This week, I will try (to begin) to understand worldviews.
I say try to begin, because a worldview is a complicated and nuanced thing. A worldview is our own personal room, and our own personal window. It is the way that we see the world, based on what we have been taught, experienced, accepted. It includes our bias. It becomes the voice in our head that tells us what we should expect from a certain person or scenario that we encounter, and it tells us the narrative of what is happening before we have all the information. It fills in the gaps with a perception of what we think is happening and therefore the decision we think should be made. But, those we look at each have their own worldview. Even our partners and closest friends, have their own worldview.
By reading up on worldviews, and by talking to people about their own, it blew my mind and made me realise how putting yourself in the shoes of others is such a powerful thing. You don’t have to agree, or even understand. You just need to see.
I knew that my worldview would be influenced by where I live, and the privileges that I enjoy. But at the same time I thought I was aware of this, and that my awareness helped me to actively reject any labels. I believed that I always took a view of any situation not through any conscious bias but as a citizen as the world.
It turns out that I have been successful of widening my perspective in 44 years of trying, but only in the sense that I have managed to switch a small bubble for a slighter larger one.
But a bubble it still is.
For example, if I put myself in the shoes of the activist at the police line, what do I realise? I realise perhaps that they have lost a loved one to the cause they support. Perhaps they may have been the subject of systematic decisions, that have worn them down to the point of desperation and anger, that they perhaps are not even thinking about the cause, they are just angry. And that they will do anything to get attention.
The police officer opposite them, may be feeling the same. Maybe a colleague or a parent was injured or killed in a protest in the past.
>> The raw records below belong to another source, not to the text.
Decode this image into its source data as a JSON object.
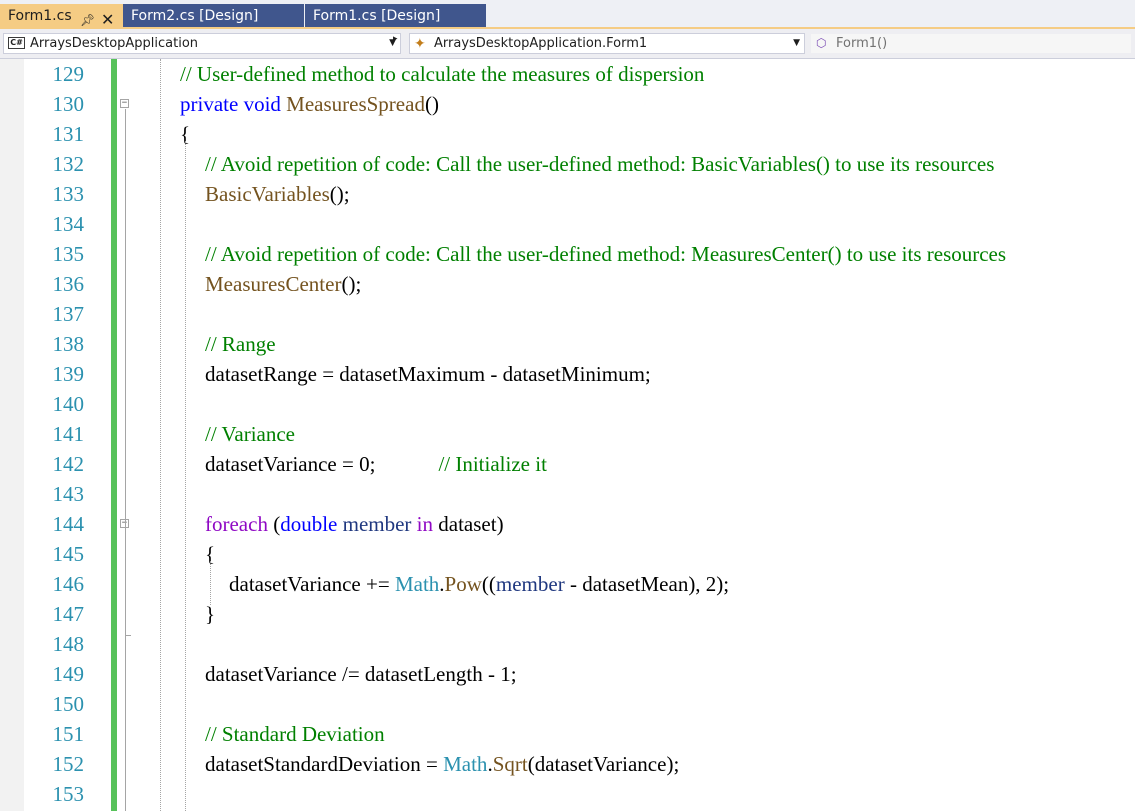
{
  "tabs": [
    {
      "label": "Form1.cs",
      "active": true,
      "pin_icon": "pin-icon",
      "close_icon": "close-icon"
    },
    {
      "label": "Form2.cs [Design]",
      "active": false
    },
    {
      "label": "Form1.cs [Design]",
      "active": false
    }
  ],
  "nav": {
    "project_badge": "C#",
    "project": "ArraysDesktopApplication",
    "class": "ArraysDesktopApplication.Form1",
    "member": "Form1()"
  },
  "colors": {
    "active_tab": "#f5cc84",
    "inactive_tab": "#40568d",
    "line_number": "#2b91af",
    "comment": "#008000",
    "keyword": "#0000ff",
    "method": "#74531f",
    "control_keyword": "#8f08c4",
    "type": "#2b91af",
    "change_bar": "#57c25a"
  },
  "code": {
    "lines": [
      {
        "n": "129",
        "indent": 1,
        "tokens": [
          {
            "t": "// User-defined method to calculate the measures of dispersion",
            "c": "cm"
          }
        ]
      },
      {
        "n": "130",
        "indent": 1,
        "fold": "start",
        "tokens": [
          {
            "t": "private",
            "c": "kw"
          },
          {
            "t": " "
          },
          {
            "t": "void",
            "c": "kw"
          },
          {
            "t": " "
          },
          {
            "t": "MeasuresSpread",
            "c": "fn"
          },
          {
            "t": "()"
          }
        ]
      },
      {
        "n": "131",
        "indent": 1,
        "tokens": [
          {
            "t": "{"
          }
        ]
      },
      {
        "n": "132",
        "indent": 2,
        "tokens": [
          {
            "t": "// Avoid repetition of code: Call the user-defined method: BasicVariables() to use its resources",
            "c": "cm"
          }
        ]
      },
      {
        "n": "133",
        "indent": 2,
        "tokens": [
          {
            "t": "BasicVariables",
            "c": "fn"
          },
          {
            "t": "();"
          }
        ]
      },
      {
        "n": "134",
        "indent": 2,
        "tokens": []
      },
      {
        "n": "135",
        "indent": 2,
        "tokens": [
          {
            "t": "// Avoid repetition of code: Call the user-defined method: MeasuresCenter() to use its resources",
            "c": "cm"
          }
        ]
      },
      {
        "n": "136",
        "indent": 2,
        "tokens": [
          {
            "t": "MeasuresCenter",
            "c": "fn"
          },
          {
            "t": "();"
          }
        ]
      },
      {
        "n": "137",
        "indent": 2,
        "tokens": []
      },
      {
        "n": "138",
        "indent": 2,
        "tokens": [
          {
            "t": "// Range",
            "c": "cm"
          }
        ]
      },
      {
        "n": "139",
        "indent": 2,
        "tokens": [
          {
            "t": "datasetRange = datasetMaximum - datasetMinimum;"
          }
        ]
      },
      {
        "n": "140",
        "indent": 2,
        "tokens": []
      },
      {
        "n": "141",
        "indent": 2,
        "tokens": [
          {
            "t": "// Variance",
            "c": "cm"
          }
        ]
      },
      {
        "n": "142",
        "indent": 2,
        "tokens": [
          {
            "t": "datasetVariance = 0;            "
          },
          {
            "t": "// Initialize it",
            "c": "cm"
          }
        ]
      },
      {
        "n": "143",
        "indent": 2,
        "tokens": []
      },
      {
        "n": "144",
        "indent": 2,
        "fold": "start",
        "tokens": [
          {
            "t": "foreach",
            "c": "ctl"
          },
          {
            "t": " ("
          },
          {
            "t": "double",
            "c": "kw"
          },
          {
            "t": " "
          },
          {
            "t": "member",
            "c": "var"
          },
          {
            "t": " "
          },
          {
            "t": "in",
            "c": "ctl"
          },
          {
            "t": " dataset)"
          }
        ]
      },
      {
        "n": "145",
        "indent": 2,
        "tokens": [
          {
            "t": "{"
          }
        ]
      },
      {
        "n": "146",
        "indent": 3,
        "tokens": [
          {
            "t": "datasetVariance += "
          },
          {
            "t": "Math",
            "c": "typ"
          },
          {
            "t": "."
          },
          {
            "t": "Pow",
            "c": "fn"
          },
          {
            "t": "(("
          },
          {
            "t": "member",
            "c": "var"
          },
          {
            "t": " - datasetMean), 2);"
          }
        ]
      },
      {
        "n": "147",
        "indent": 2,
        "tokens": [
          {
            "t": "}"
          }
        ]
      },
      {
        "n": "148",
        "indent": 2,
        "fold": "end",
        "tokens": []
      },
      {
        "n": "149",
        "indent": 2,
        "tokens": [
          {
            "t": "datasetVariance /= datasetLength - 1;"
          }
        ]
      },
      {
        "n": "150",
        "indent": 2,
        "tokens": []
      },
      {
        "n": "151",
        "indent": 2,
        "tokens": [
          {
            "t": "// Standard Deviation",
            "c": "cm"
          }
        ]
      },
      {
        "n": "152",
        "indent": 2,
        "tokens": [
          {
            "t": "datasetStandardDeviation = "
          },
          {
            "t": "Math",
            "c": "typ"
          },
          {
            "t": "."
          },
          {
            "t": "Sqrt",
            "c": "fn"
          },
          {
            "t": "(datasetVariance);"
          }
        ]
      },
      {
        "n": "153",
        "indent": 2,
        "tokens": []
      }
    ]
  }
}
Maybe they agree with the protester, but cannot afford to lose their job.
In terms of being planetwise, it opened my eyes to worldviews that I did not previously consider. About the trap we fall into, when we think that the world is like us. That of course someone can easily be zero plastic, or 100% plant based.
But what about places where recycling plastic is a dream, because of the lack of infrastructure in place? Where having a plant based diet, is a ridiculous notion but where all meat it sourced locally. Where being kind to the planet is priority number twenty-four on your list because the other twenty-three are about survival and putting food on the table.
I promise to consider this more. I will always try to consider that the worldviews of others are not the same of mine, and try harder to put myself in the shoes of others. That I will watch my tone, because making a difference does not start by making a proclamation, or by giving solutions based on the outcomes that fit my worldview. People don’t want to be told what to do or what our priorities should be.
I also promise to dig into my feelings more, when I am in love with the outcome of a decision that is not mine to make. I will try and put myself in the room.
This is also how I think we can become better at co-operating and making change. I still believe in connections, but I now understand that we are all not connected in the way that I thought.
The world will likely continue to be divided, we will continue to be baffled by decisions made by others. But maybe next time I don’t understand someone, I’ll try and look at the world through their eyes.
Try to understand their worldview. Try and see the patterns, and walk in their shoes. It is only after we have done that, that we have the responsibility and the right to try and make a change.
And who knows – maybe we agree on more than we think. Maybe we can’t all exactly be in the room, but we can persuade each other to open a window now and again.
If you’d like to learn more about my worldview, check out our letter to the world, delivered brilliantly by the LJ, our voice of the Planetwise Pod.